Prime Minister Boris Johnson has announced a series of measures to take effect from 4 July, easing the lockdown in England.
Meanwhile in Scotland, the five-mile travel limit is set to be lifted from 3 July, with more rules now expected to be eased later in the month.
From 4 July the 2m (6ft) social distancing guidance will change in England.
The prime minister said that where it is not possible to stay 2m apart, people should keep a distance of "one metre plus" - this means staying one metre apart, while observing precautions to reduce the risk of transmission.
Restaurants, pubs and cafes in England will also be allowed to reopen, providing they follow safety guidelines.
All hospitality indoors will be table service only, and contact between staff and customers will be limited.
Customers will also have to give contact details when they enter a pub or restaurant.
Businesses will be expected to monitor crowd density in their premises, including at pinch points - such as doorways.

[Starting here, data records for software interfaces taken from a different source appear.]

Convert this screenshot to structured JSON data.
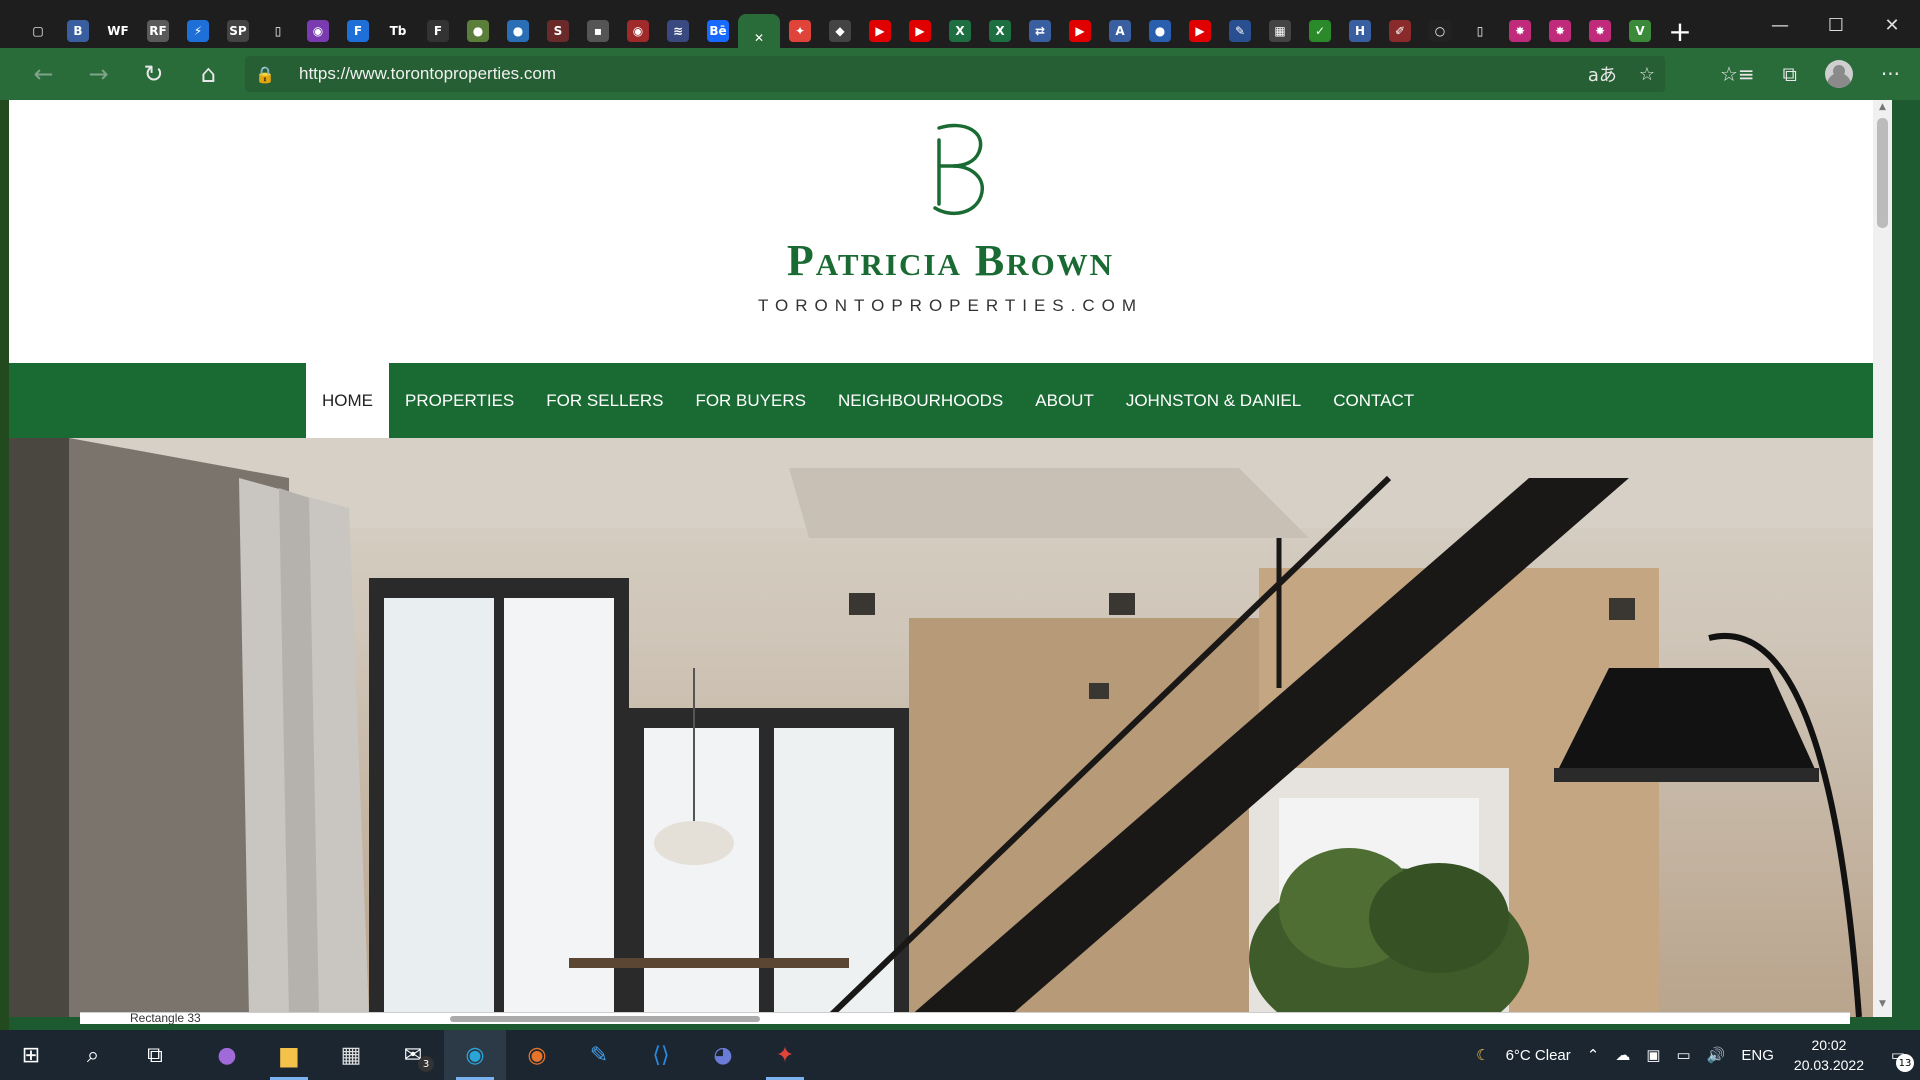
{
  "browser": {
    "tabs": [
      {
        "icon": "tab-actions-icon",
        "glyph": "▢",
        "color": "#1e1e1e"
      },
      {
        "icon": "site-favicon-ts",
        "glyph": "ꓐ",
        "color": "#3a5fa0"
      },
      {
        "icon": "site-favicon-wf",
        "glyph": "WF",
        "color": "#1e1e1e"
      },
      {
        "icon": "site-favicon-rf",
        "glyph": "RF",
        "color": "#5a5a5a"
      },
      {
        "icon": "site-favicon-bolt",
        "glyph": "⚡",
        "color": "#1e6fd8"
      },
      {
        "icon": "site-favicon-sp",
        "glyph": "SP",
        "color": "#444"
      },
      {
        "icon": "page-icon",
        "glyph": "▯",
        "color": "#1e1e1e"
      },
      {
        "icon": "color-wheel-icon",
        "glyph": "◉",
        "color": "#7a3bb0"
      },
      {
        "icon": "site-favicon-f",
        "glyph": "F",
        "color": "#1e6fd8"
      },
      {
        "icon": "site-favicon-tb",
        "glyph": "Tb",
        "color": "#1e1e1e"
      },
      {
        "icon": "site-favicon-faded-f",
        "glyph": "F",
        "color": "#333"
      },
      {
        "icon": "globe-icon",
        "glyph": "●",
        "color": "#5b7f3a"
      },
      {
        "icon": "circle-icon",
        "glyph": "●",
        "color": "#2a6fb5"
      },
      {
        "icon": "site-favicon-s",
        "glyph": "S",
        "color": "#6a2a2a"
      },
      {
        "icon": "chat-icon",
        "glyph": "▪",
        "color": "#555"
      },
      {
        "icon": "record-icon",
        "glyph": "◉",
        "color": "#a02a2a"
      },
      {
        "icon": "stripes-icon",
        "glyph": "≋",
        "color": "#3a4a80"
      },
      {
        "icon": "behance-icon",
        "glyph": "Bē",
        "color": "#1769ff"
      },
      {
        "icon": "close-tab-icon",
        "glyph": "✕",
        "color": "#2a6b3a"
      },
      {
        "icon": "figma-icon",
        "glyph": "✦",
        "color": "#e0433a"
      },
      {
        "icon": "layers-icon",
        "glyph": "◆",
        "color": "#444"
      },
      {
        "icon": "youtube-icon",
        "glyph": "▶",
        "color": "#e00000"
      },
      {
        "icon": "youtube-icon",
        "glyph": "▶",
        "color": "#e00000"
      },
      {
        "icon": "excel-icon",
        "glyph": "X",
        "color": "#1d6f42"
      },
      {
        "icon": "excel-icon",
        "glyph": "X",
        "color": "#1d6f42"
      },
      {
        "icon": "translate-icon",
        "glyph": "⇄",
        "color": "#3a5fa0"
      },
      {
        "icon": "youtube-icon",
        "glyph": "▶",
        "color": "#e00000"
      },
      {
        "icon": "site-favicon-a",
        "glyph": "A",
        "color": "#3a5fa0"
      },
      {
        "icon": "shield-icon",
        "glyph": "●",
        "color": "#2a5fb0"
      },
      {
        "icon": "youtube-icon",
        "glyph": "▶",
        "color": "#e00000"
      },
      {
        "icon": "feather-icon",
        "glyph": "✎",
        "color": "#2a4f90"
      },
      {
        "icon": "keyboard-icon",
        "glyph": "▦",
        "color": "#444"
      },
      {
        "icon": "check-icon",
        "glyph": "✓",
        "color": "#2a8a2a"
      },
      {
        "icon": "site-favicon-h",
        "glyph": "H",
        "color": "#3a5fa0"
      },
      {
        "icon": "pen-icon",
        "glyph": "✐",
        "color": "#8a2a2a"
      },
      {
        "icon": "ring-icon",
        "glyph": "○",
        "color": "#222"
      },
      {
        "icon": "page-icon",
        "glyph": "▯",
        "color": "#1e1e1e"
      },
      {
        "icon": "star-puzzle-icon",
        "glyph": "✸",
        "color": "#c02a7a"
      },
      {
        "icon": "star-puzzle-icon",
        "glyph": "✸",
        "color": "#c02a7a"
      },
      {
        "icon": "star-puzzle-icon",
        "glyph": "✸",
        "color": "#c02a7a"
      },
      {
        "icon": "vuetify-icon",
        "glyph": "V",
        "color": "#3a8a3a"
      }
    ],
    "new_tab": "+",
    "window": {
      "minimize": "—",
      "maximize": "☐",
      "close": "✕"
    },
    "url": "https://www.torontoproperties.com",
    "toolbar": {
      "back": "←",
      "forward": "→",
      "refresh": "↻",
      "home": "⌂",
      "lock": "🔒",
      "read_aloud": "aあ",
      "favorite_add": "☆",
      "favorites": "☆≡",
      "collections": "⧉",
      "more": "···"
    }
  },
  "site": {
    "brand": "Patricia Brown",
    "subtitle": "TORONTOPROPERTIES.COM",
    "accent": "#1a6b33",
    "nav": [
      {
        "label": "HOME",
        "active": true
      },
      {
        "label": "PROPERTIES"
      },
      {
        "label": "FOR SELLERS"
      },
      {
        "label": "FOR BUYERS"
      },
      {
        "label": "NEIGHBOURHOODS"
      },
      {
        "label": "ABOUT"
      },
      {
        "label": "JOHNSTON & DANIEL"
      },
      {
        "label": "CONTACT"
      }
    ]
  },
  "overlay": {
    "label": "Rectangle 33"
  },
  "taskbar": {
    "items": [
      {
        "icon": "windows-start-icon",
        "glyph": "⊞"
      },
      {
        "icon": "search-icon",
        "glyph": "⌕"
      },
      {
        "icon": "task-view-icon",
        "glyph": "⧉"
      },
      {
        "icon": "app-purple-icon",
        "glyph": "●",
        "color": "#a06bd8"
      },
      {
        "icon": "file-explorer-icon",
        "glyph": "▆",
        "color": "#f2c24a",
        "running": true
      },
      {
        "icon": "store-icon",
        "glyph": "▦",
        "color": "#ddd"
      },
      {
        "icon": "mail-icon",
        "glyph": "✉",
        "badge": "3"
      },
      {
        "icon": "edge-icon",
        "glyph": "◉",
        "color": "#2aa5d8",
        "running": true,
        "active": true
      },
      {
        "icon": "firefox-icon",
        "glyph": "◉",
        "color": "#e8742a"
      },
      {
        "icon": "pen-tablet-icon",
        "glyph": "✎",
        "color": "#4aa0e8"
      },
      {
        "icon": "vscode-icon",
        "glyph": "⟨⟩",
        "color": "#2a8ae0"
      },
      {
        "icon": "discord-icon",
        "glyph": "◕",
        "color": "#6a7bd8"
      },
      {
        "icon": "figma-icon",
        "glyph": "✦",
        "color": "#e0433a",
        "running": true
      }
    ],
    "weather": "6°C  Clear",
    "weather_icon": "☾",
    "tray_icons": [
      "⌃",
      "☁",
      "▣",
      "▭",
      "🔊"
    ],
    "language": "ENG",
    "time": "20:02",
    "date": "20.03.2022",
    "notifications": "13"
  }
}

Business Secretary Alok Sharma said he expected people to use "common sense". But he added there was a "legal duty" for businesses to keep employees safe.
Holiday accommodation - including hotels, B&Bs, cottages, campsites and caravan parks - can also reopen, and people in England will be free to stay away from home overnight for the first time since lockdown began in March. But shared facilities - campsite toilets, for instance - must be cleaned properly.
Northern Ireland has also said that holiday accommodation can reopen for business from 26 June, and pubs and restaurants can open on 3 July. Decisions on hospitality and holidays in Wales are expected in early July.
In Scotland, the hope is that from 15 July all holiday accommodation can open up, along with indoor areas of pubs and restaurants and hairdressers and barbers. Beer gardens should be able to reopen from 6 July.
Shopping centres and dental practices in Scotland could fully re-open from 13 July.
This does not have to be the same set of households - the prime minister said. "It will be possible for instance to meet one set of grandparents one weekend, and the others the following weekend."
However, the government does not not recommend meetings of multiple households indoors because of the risk of infection.
In addition, the two households would have to maintain social distancing - unless they were part of the same support bubble.
Outdoors, people from multiple households can meet in groups of up to six - but two households can meet regardless of size.
From 6 July, people who are clinically vulnerable and are "shielding" will be able to gather in groups of up to six people outdoors, including individuals outside of their household, and form a 'support bubble' with one other household.
In Northern Ireland, groups of up to six people not in the same household can now meet indoors while socially distancing.
In Wales, any number of people from two different households can now meet outdoors - but meetings indoors are still not allowed.
Original link - BBC News Explainers